# [Brief]
This exercise calls for copying every line below that holds the word "Output".

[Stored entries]

- Opening Delimiter -

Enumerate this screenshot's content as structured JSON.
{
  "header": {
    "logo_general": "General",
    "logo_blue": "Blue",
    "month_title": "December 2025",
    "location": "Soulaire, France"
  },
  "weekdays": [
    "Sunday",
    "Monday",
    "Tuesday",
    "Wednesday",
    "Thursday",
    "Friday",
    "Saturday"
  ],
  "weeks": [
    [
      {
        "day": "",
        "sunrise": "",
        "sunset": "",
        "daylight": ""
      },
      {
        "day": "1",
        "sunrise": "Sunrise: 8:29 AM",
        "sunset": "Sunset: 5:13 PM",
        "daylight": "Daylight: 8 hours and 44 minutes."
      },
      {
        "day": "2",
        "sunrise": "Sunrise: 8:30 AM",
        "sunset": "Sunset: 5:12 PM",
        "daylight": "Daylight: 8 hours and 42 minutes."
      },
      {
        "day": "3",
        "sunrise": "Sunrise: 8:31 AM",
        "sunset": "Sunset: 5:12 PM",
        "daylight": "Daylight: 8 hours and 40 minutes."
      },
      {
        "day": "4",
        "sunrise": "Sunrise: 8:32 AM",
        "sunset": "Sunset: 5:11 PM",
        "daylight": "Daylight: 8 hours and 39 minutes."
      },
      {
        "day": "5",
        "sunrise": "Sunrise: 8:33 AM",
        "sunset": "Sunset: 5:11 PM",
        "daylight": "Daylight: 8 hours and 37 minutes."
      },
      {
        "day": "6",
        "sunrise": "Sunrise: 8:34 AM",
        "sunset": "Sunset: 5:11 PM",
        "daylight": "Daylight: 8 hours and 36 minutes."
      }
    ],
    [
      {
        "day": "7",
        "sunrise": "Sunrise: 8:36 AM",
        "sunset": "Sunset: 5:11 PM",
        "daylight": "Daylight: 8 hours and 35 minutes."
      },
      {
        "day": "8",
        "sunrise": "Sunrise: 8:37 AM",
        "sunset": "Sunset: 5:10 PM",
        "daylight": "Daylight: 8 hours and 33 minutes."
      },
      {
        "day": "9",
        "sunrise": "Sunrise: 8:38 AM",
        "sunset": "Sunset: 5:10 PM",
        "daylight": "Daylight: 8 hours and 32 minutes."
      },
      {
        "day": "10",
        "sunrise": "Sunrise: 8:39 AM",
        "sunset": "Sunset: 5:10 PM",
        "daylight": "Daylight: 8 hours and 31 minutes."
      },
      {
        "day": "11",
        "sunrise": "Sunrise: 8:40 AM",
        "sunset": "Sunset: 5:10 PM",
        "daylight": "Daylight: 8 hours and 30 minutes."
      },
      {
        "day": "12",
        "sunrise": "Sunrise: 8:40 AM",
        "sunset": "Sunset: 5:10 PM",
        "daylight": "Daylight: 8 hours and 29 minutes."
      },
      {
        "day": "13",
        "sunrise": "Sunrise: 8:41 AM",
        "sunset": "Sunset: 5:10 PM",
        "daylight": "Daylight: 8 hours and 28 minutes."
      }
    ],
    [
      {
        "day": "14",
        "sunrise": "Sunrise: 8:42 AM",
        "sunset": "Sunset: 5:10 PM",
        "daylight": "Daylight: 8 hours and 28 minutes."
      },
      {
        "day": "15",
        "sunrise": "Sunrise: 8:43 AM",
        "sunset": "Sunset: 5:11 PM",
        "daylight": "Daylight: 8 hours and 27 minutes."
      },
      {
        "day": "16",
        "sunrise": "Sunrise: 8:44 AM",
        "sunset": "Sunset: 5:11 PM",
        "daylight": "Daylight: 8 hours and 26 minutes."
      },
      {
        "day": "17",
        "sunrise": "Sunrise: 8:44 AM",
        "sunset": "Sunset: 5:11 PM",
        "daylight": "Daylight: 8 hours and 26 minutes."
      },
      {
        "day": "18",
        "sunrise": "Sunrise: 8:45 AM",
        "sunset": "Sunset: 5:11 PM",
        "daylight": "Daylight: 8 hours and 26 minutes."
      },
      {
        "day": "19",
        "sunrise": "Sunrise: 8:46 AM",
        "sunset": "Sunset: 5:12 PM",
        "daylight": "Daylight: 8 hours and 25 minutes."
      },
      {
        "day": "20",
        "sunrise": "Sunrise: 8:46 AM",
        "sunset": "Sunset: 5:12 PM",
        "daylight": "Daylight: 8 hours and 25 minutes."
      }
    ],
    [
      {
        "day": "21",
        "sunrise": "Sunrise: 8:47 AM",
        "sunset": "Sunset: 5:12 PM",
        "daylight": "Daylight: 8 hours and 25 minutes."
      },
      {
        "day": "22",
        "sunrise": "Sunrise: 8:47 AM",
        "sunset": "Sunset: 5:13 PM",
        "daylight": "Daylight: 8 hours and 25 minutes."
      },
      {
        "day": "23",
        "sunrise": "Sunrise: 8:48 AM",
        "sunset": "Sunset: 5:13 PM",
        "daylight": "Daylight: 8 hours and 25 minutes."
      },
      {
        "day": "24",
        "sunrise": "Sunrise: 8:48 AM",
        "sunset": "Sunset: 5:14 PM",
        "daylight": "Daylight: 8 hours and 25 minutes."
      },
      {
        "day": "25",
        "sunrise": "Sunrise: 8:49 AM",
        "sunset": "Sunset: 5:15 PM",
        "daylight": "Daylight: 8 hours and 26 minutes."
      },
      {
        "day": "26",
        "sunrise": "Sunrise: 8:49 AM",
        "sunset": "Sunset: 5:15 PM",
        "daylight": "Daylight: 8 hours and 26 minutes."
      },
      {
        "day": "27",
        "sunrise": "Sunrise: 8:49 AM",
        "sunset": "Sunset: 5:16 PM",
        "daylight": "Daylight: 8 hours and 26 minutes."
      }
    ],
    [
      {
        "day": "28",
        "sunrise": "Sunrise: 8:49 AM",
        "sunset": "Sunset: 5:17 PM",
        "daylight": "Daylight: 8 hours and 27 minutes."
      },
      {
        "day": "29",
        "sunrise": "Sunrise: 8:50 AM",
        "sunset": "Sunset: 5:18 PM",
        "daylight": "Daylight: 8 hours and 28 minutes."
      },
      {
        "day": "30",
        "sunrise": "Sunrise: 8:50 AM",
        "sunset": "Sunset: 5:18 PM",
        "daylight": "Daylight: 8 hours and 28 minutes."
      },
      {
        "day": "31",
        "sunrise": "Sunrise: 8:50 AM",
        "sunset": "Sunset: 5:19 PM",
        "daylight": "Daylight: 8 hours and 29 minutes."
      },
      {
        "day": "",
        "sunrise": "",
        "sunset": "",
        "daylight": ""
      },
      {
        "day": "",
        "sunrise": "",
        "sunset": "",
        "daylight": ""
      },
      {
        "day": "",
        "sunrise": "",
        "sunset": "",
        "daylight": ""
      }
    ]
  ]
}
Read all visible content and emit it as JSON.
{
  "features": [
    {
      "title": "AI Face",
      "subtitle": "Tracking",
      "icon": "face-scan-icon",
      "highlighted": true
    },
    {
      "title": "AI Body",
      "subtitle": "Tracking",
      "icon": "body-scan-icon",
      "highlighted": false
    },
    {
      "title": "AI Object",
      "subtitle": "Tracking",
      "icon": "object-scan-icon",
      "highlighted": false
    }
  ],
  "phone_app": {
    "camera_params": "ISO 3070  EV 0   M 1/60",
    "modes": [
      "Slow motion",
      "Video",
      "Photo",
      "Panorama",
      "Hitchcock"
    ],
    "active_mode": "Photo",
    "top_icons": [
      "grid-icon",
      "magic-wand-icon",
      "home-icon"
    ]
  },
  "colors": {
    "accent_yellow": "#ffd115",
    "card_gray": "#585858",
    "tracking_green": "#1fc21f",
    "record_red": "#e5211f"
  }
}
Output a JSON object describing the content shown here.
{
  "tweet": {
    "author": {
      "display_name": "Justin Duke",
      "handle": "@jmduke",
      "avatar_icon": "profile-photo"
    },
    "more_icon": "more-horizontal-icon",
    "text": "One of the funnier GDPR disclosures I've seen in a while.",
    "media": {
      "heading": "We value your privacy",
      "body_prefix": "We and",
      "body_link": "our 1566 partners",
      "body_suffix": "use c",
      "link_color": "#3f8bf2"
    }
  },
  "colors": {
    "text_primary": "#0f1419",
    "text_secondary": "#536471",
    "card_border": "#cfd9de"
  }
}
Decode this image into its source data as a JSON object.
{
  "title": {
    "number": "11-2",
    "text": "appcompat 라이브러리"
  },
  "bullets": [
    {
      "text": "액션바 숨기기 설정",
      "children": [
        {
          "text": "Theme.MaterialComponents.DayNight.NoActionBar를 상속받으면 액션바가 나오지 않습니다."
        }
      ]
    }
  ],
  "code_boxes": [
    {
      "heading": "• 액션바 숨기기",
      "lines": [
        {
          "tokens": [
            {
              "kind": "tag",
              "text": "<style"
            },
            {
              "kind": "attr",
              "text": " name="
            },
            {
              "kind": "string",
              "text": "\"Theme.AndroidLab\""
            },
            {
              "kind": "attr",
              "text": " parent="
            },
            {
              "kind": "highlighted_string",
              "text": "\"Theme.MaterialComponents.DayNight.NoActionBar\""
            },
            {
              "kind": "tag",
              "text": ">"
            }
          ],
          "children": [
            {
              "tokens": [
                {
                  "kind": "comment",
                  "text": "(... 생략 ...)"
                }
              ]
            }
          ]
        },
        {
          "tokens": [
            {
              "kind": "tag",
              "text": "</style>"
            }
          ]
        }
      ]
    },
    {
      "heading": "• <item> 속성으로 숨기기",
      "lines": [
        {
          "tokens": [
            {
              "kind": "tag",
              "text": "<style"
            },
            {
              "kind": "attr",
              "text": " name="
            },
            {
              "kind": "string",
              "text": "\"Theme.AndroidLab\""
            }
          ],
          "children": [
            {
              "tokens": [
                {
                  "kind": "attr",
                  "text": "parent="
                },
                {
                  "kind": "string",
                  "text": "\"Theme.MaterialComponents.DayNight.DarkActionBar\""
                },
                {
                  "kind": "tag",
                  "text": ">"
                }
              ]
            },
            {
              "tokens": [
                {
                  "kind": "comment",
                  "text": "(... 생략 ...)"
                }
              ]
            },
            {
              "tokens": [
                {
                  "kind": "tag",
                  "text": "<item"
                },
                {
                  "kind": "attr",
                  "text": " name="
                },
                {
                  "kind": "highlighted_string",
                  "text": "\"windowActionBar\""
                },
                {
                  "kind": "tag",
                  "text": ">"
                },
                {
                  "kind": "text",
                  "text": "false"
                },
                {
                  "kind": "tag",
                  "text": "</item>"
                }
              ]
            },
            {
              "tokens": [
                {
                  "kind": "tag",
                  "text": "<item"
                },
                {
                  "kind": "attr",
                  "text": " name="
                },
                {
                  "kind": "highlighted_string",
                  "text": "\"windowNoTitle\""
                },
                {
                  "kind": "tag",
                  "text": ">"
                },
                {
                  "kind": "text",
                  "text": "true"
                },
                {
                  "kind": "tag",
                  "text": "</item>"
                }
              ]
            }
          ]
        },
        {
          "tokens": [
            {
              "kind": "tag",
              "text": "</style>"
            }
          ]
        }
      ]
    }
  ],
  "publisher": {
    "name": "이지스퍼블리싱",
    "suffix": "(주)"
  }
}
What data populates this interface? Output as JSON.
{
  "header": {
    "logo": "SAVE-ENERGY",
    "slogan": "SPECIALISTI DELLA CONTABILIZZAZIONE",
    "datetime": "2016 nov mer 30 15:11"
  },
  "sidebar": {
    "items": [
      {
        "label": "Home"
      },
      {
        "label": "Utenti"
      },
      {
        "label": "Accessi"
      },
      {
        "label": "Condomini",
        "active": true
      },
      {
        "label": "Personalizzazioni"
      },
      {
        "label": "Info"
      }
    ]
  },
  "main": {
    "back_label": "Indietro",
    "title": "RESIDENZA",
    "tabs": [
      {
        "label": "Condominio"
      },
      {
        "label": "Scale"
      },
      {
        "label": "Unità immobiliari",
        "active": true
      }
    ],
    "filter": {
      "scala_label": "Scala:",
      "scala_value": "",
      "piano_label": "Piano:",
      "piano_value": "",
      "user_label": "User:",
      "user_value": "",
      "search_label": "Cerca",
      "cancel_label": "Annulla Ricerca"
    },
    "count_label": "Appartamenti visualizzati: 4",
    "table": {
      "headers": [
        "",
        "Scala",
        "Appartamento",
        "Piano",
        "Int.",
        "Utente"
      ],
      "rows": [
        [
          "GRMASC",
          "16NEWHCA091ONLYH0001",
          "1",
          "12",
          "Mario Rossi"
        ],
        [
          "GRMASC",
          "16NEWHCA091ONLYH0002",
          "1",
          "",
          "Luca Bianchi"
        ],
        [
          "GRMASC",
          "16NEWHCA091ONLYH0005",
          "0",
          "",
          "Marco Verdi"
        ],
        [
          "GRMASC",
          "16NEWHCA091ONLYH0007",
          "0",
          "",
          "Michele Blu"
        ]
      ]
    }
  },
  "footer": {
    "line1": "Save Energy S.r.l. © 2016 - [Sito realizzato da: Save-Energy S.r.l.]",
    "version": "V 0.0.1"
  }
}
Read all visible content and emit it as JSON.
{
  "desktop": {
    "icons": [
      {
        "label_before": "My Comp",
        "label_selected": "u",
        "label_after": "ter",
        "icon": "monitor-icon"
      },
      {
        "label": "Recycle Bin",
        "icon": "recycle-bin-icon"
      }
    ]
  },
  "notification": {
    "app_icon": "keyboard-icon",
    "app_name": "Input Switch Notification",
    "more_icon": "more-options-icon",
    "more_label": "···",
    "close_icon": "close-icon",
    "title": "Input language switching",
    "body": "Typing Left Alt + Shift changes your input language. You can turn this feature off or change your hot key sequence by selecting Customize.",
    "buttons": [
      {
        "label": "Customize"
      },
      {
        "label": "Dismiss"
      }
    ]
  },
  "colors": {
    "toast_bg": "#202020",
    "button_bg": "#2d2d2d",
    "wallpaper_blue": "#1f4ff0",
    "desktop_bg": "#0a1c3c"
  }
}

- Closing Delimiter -

# [Task answer]
Output a JSON object describing the content shown here.
What data populates this interface? Output as JSON.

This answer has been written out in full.